#### Input material
-------------------------
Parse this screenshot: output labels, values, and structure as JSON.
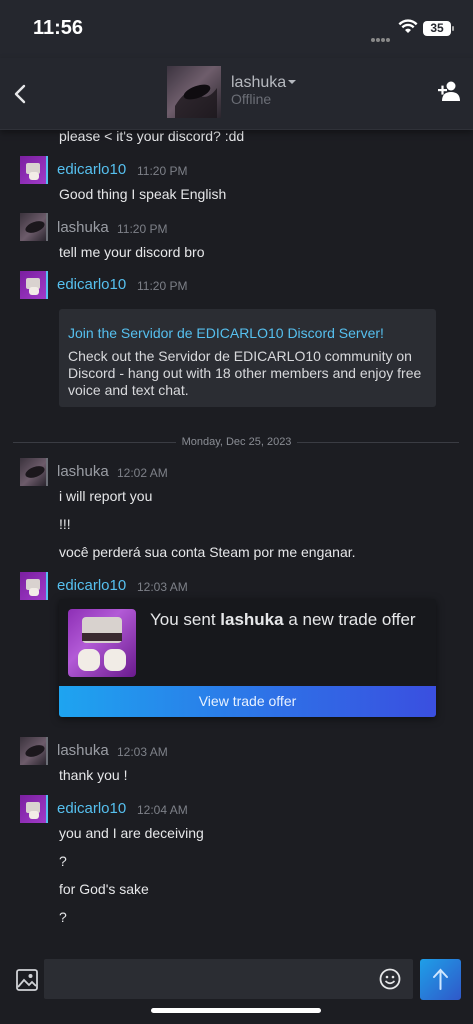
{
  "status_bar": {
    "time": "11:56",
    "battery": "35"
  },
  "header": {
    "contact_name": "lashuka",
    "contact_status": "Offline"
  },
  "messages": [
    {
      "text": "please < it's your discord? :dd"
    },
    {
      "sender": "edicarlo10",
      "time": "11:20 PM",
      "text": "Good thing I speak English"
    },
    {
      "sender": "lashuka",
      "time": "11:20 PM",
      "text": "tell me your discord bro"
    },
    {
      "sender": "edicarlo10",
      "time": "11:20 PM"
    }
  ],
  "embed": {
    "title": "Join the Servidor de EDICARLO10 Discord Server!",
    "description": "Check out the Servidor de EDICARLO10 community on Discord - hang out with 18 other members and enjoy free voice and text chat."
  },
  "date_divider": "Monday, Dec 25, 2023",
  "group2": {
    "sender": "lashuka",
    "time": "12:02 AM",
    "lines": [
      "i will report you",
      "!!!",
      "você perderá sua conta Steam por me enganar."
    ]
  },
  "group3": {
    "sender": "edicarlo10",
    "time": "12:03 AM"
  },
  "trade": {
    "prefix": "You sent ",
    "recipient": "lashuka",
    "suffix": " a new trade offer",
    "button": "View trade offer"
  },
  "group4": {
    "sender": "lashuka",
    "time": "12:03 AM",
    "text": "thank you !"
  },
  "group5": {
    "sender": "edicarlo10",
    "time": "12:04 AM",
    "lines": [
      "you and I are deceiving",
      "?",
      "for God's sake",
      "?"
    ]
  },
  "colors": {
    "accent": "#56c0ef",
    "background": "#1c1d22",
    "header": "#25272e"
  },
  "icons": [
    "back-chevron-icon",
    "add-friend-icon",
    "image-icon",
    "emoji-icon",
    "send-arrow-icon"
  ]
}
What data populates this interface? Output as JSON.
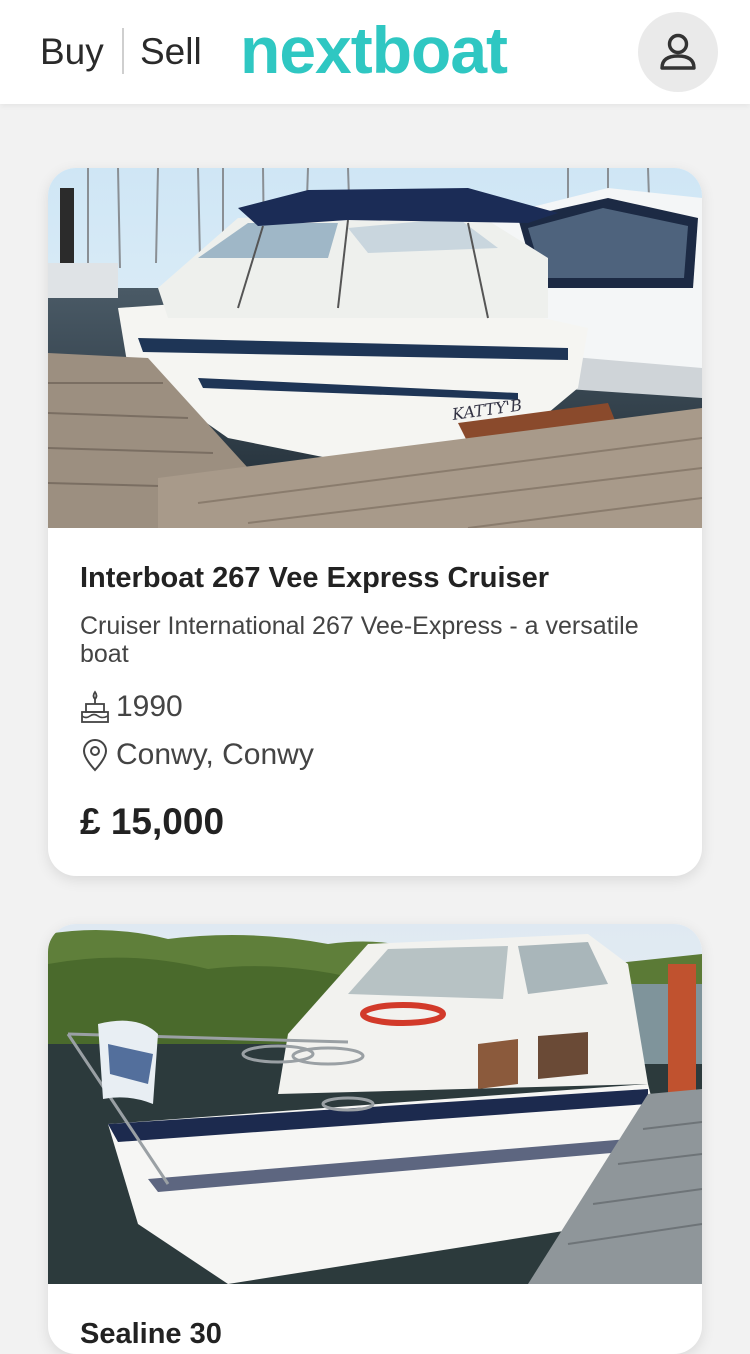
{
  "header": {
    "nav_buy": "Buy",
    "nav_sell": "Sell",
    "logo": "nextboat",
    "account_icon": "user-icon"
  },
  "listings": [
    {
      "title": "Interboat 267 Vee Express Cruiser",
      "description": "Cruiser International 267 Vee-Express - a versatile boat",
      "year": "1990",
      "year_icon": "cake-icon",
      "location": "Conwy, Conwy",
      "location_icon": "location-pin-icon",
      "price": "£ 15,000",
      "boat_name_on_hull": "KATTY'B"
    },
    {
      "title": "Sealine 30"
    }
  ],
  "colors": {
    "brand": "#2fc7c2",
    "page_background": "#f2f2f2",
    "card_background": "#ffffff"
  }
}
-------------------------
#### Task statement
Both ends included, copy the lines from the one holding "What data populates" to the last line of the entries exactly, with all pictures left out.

#### Reply
What data populates this interface? Output as JSON.
{
  "header": {
    "nav_buy": "Buy",
    "nav_sell": "Sell",
    "logo": "nextboat",
    "account_icon": "user-icon"
  },
  "listings": [
    {
      "title": "Interboat 267 Vee Express Cruiser",
      "description": "Cruiser International 267 Vee-Express - a versatile boat",
      "year": "1990",
      "year_icon": "cake-icon",
      "location": "Conwy, Conwy",
      "location_icon": "location-pin-icon",
      "price": "£ 15,000",
      "boat_name_on_hull": "KATTY'B"
    },
    {
      "title": "Sealine 30"
    }
  ],
  "colors": {
    "brand": "#2fc7c2",
    "page_background": "#f2f2f2",
    "card_background": "#ffffff"
  }
}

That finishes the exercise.